Eric Ebron‘s reign of terror in Detroit is over. The former first-round draft selection is now making his home in Indianapolis as a member of the Colts. With a gap on their roster where their tight end should be, the Lions signed former Seahawk Luke Willson to a one-year, $2.5 million deal. This signing has attracted very little fanfare, but Willson’s advanced stats, metrics, and analytics player profile demands the attention of fantasy football enthusiasts.
Welcome Luke Willson!
This is not the first time that PlayerProfiler has urged you to take a chance on Willson, I acknowledge. But things have changed since he was hailed as an overlooked über athlete back in 2016.
Willson was not a mega producer at the college level, evidenced by his 15.0-percent (39th percentile) College Dominator Rating. In his four years with Rice, Willson had 78 receptions for 986 yards, with nine touchdowns. His touchdown rate of 11.5 percent was probably the most impressive of these numbers, and something to remember as we move forward. Willson has 89 career receptions on 139 targets for 1129 yards and 11 touchdowns. Underwhelming counting stats aside, Willson has shown a knack for catching touchdowns, evidenced by his 12.3-percent touchdown rate, which carried over from his college career.

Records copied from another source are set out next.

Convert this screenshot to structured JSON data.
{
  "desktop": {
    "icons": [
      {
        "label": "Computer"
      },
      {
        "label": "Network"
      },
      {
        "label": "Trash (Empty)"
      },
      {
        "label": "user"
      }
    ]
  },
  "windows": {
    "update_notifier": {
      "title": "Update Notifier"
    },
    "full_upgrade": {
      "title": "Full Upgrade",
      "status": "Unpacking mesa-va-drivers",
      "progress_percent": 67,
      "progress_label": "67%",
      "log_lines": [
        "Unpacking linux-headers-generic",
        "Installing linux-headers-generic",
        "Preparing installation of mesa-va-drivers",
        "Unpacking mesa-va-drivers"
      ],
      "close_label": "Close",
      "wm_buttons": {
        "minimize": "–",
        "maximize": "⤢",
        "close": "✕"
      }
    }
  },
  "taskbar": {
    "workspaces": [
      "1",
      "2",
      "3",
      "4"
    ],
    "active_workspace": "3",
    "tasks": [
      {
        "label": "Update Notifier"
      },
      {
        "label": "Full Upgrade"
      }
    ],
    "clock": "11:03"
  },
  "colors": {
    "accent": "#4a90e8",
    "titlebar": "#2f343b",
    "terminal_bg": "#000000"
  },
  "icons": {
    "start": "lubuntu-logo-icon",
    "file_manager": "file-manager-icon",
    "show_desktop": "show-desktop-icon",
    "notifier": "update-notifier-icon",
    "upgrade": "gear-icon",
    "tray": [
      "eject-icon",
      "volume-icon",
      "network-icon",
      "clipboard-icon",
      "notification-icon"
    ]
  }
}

Stuck behind Jimmy Graham last season, Willson’s numbers don’t exactly leap off the page. A 9.10-percent Dominator Rating, coupled with a 6.70 percent Hog Rate, tells us that he was not a primary weapon on the Seahawks offense. Although, if we look closely we see that he was fairly dependable when called upon. Willson posted a 42.6 Production Premium and a 34.2 Target Premium in 2017. He caught 68.2 percent of his targets, with a 50.0 percent contested catch rate. Perhaps most importantly for readers, Willson also averaged 2.47 fantasy points per target.
Taking the stats out of the equation for a minute, Willson is an exceptional athlete. Willson ranked in the 90th percentile or better in four of the five key workout metrics, highlighted by his 4.56 40-yard dash and 117.0 Speed Score. Even is lowest athletic measurable, Agility Score, is considerably better than former Lions tight end Eric Ebron.

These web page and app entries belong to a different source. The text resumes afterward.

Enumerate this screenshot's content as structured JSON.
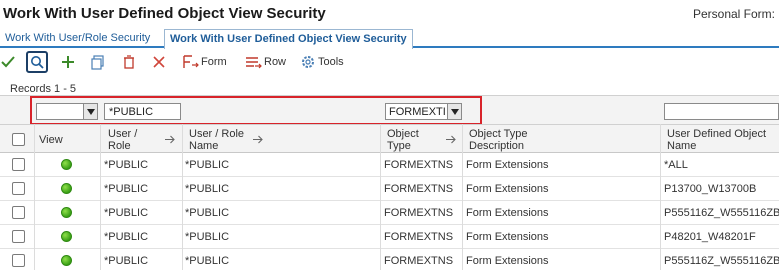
{
  "window": {
    "title": "Work With User Defined Object View Security",
    "personal_form": "Personal Form:"
  },
  "tabs": [
    {
      "label": "Work With User/Role Security"
    },
    {
      "label": "Work With User Defined Object View Security"
    }
  ],
  "toolbar": {
    "form_label": "Form",
    "row_label": "Row",
    "tools_label": "Tools"
  },
  "records": "Records 1 - 5",
  "qbe": {
    "type_value": "",
    "user_role_value": "*PUBLIC",
    "object_type_value": "FORMEXTI",
    "udo_name_value": ""
  },
  "columns": {
    "view": "View",
    "user_role_1": "User /",
    "user_role_2": "Role",
    "name_1": "User / Role",
    "name_2": "Name",
    "obj_type_1": "Object",
    "obj_type_2": "Type",
    "otd_1": "Object Type",
    "otd_2": "Description",
    "udo_1": "User Defined Object",
    "udo_2": "Name"
  },
  "rows": [
    {
      "user_role": "*PUBLIC",
      "name": "*PUBLIC",
      "object_type": "FORMEXTNS",
      "description": "Form Extensions",
      "udo_name": "*ALL"
    },
    {
      "user_role": "*PUBLIC",
      "name": "*PUBLIC",
      "object_type": "FORMEXTNS",
      "description": "Form Extensions",
      "udo_name": "P13700_W13700B"
    },
    {
      "user_role": "*PUBLIC",
      "name": "*PUBLIC",
      "object_type": "FORMEXTNS",
      "description": "Form Extensions",
      "udo_name": "P555116Z_W555116ZB"
    },
    {
      "user_role": "*PUBLIC",
      "name": "*PUBLIC",
      "object_type": "FORMEXTNS",
      "description": "Form Extensions",
      "udo_name": "P48201_W48201F"
    },
    {
      "user_role": "*PUBLIC",
      "name": "*PUBLIC",
      "object_type": "FORMEXTNS",
      "description": "Form Extensions",
      "udo_name": "P555116Z_W555116ZB"
    }
  ],
  "colors": {
    "accent": "#2e7bbf",
    "highlight": "#d8232a",
    "status_green": "#3aa016"
  },
  "icons": [
    "ok-check-icon",
    "find-icon",
    "add-icon",
    "copy-icon",
    "delete-icon",
    "close-icon",
    "form-exit-icon",
    "row-exit-icon",
    "tools-gear-icon",
    "status-dot-icon",
    "sort-icon",
    "chevron-down-icon"
  ]
}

Willson finds himself atop the tight end depth chart for his new team. This is after the Lions released Eric Ebron and saw their second tight end Darren Fells sign with the Cleveland Browns. It may come as a surprise to some that this position puts Willson in prime position to become a fantasy asset in 2018.
The Lions and Tight Ends
Jim Bob Cooter became the Lions offensive coordinator during the 2015 season. From Week 10 to Week 17 that season, the Lions targeted their tight end on 16.2 percent of their passing plays. In the two full seasons since, this number has jumped to 19 percent. It’s not as if the Lions and Matthew Stafford were spreading it around multiple tight ends during this time, either.
Check out Luke Willson on PlayerProfiler’s Updated Dynasty Rankings:
According to Sharp Football Stats, between 2016 and 2017 the Lions lined up in 12 personnel on 13 percent of their offensive snaps. This is the fourth lowest in the NFL. By contrast, the Lions rolled out in 11 personnel, with a single tight end, 75 percent of the time. This was the second highest rate in the NFL. At the time of writing, that one tight end is looking like being Willson.
It’s worth pointing out that, for all his flaws, Ebron amassed the No. 10 most PPR points at the tight end position over the last two seasons.
Willson, as already stated, averaged 2.47 Fantasy Points per Target, while Ebron came in with 1.55. When targeting his not so identical namesake, Russell Wilson’s QB Rating in 2017 was 127.5. Stafford’s when targeting Ebron was 91.9. For comparison, Stafford posted 93.8 when targeted T.J. Jones. Crucially, especially with a gunslinger like Stafford at quarterback (Stafford had the 5th most Danger Plays with 36), Willson was better at getting open than Ebron. In 2017, Ebron had 1.80 yards Target Separation. Willson had 2.14 yards.
As mentioned, Willson is ridiculously agile in comparison to Ebron. Ebron’s 11.94 Agility Score was good for the 13th percentile. With Willson’s Agility and his ability to get open, this could improve Stafford’s production when the field contracts. He completed just 50.0 percent of his red zone pass attempts in 2017. As a great man once said, are you not entertained!?!?
Luke Willson Fantasy Outlook
According to the latest ADP data at FanBall, Luke Willson is going off the board in round No. 21 as TE45. If you don’t want to take a Gronk or a Kelce in the fourth round of your drafts (very wise) but are too lazy to stream the tight end position, then Willson could be the late round tight end for you. Dynasty owners should probably find a way to get him on the end of their rosters too, just in case.
Willson is only signed for one season with the Lions. But if you wait to see what he does in 2018 he’ll be too expensive before 2019. Would you be able to live with yourself next year when he’s a solid TE1 in fantasy, knowing that you read this and (despite being entertained, of course) you did nothing and let another owner in your league pick him up?